===== Information supplied

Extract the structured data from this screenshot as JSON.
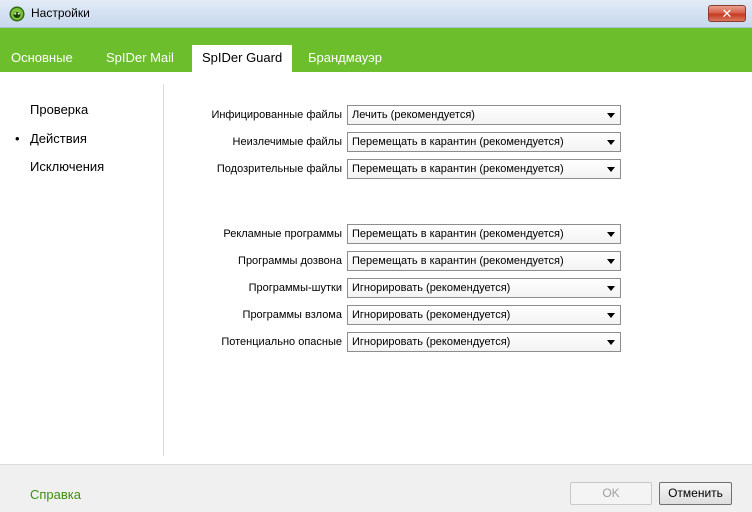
{
  "window": {
    "title": "Настройки",
    "icon": "spider-icon",
    "close_glyph": "✕"
  },
  "tabs": [
    {
      "label": "Основные",
      "active": false
    },
    {
      "label": "SpIDer Mail",
      "active": false
    },
    {
      "label": "SpIDer Guard",
      "active": true
    },
    {
      "label": "Брандмауэр",
      "active": false
    }
  ],
  "sidebar": {
    "items": [
      {
        "label": "Проверка",
        "selected": false
      },
      {
        "label": "Действия",
        "selected": true,
        "bullet": "•"
      },
      {
        "label": "Исключения",
        "selected": false
      }
    ]
  },
  "actions": {
    "group1": [
      {
        "label": "Инфицированные файлы",
        "value": "Лечить (рекомендуется)"
      },
      {
        "label": "Неизлечимые файлы",
        "value": "Перемещать в карантин (рекомендуется)"
      },
      {
        "label": "Подозрительные файлы",
        "value": "Перемещать в карантин (рекомендуется)"
      }
    ],
    "group2": [
      {
        "label": "Рекламные программы",
        "value": "Перемещать в карантин (рекомендуется)"
      },
      {
        "label": "Программы дозвона",
        "value": "Перемещать в карантин (рекомендуется)"
      },
      {
        "label": "Программы-шутки",
        "value": "Игнорировать (рекомендуется)"
      },
      {
        "label": "Программы взлома",
        "value": "Игнорировать (рекомендуется)"
      },
      {
        "label": "Потенциально опасные",
        "value": "Игнорировать (рекомендуется)"
      }
    ]
  },
  "footer": {
    "help_label": "Справка",
    "ok_label": "OK",
    "ok_enabled": false,
    "cancel_label": "Отменить"
  },
  "colors": {
    "accent_green": "#6cbe2c",
    "link_green": "#3e8f11"
  }
}
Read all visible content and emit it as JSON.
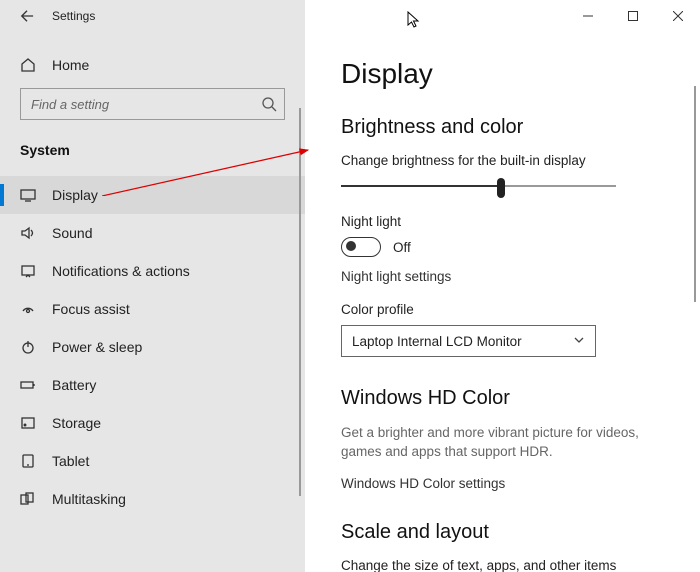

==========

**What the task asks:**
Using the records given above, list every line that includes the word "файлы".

**Answer for this exercise:**
        "label": "Инфицированные файлы",
        "label": "Неизлечимые файлы",
        "label": "Подозрительные файлы",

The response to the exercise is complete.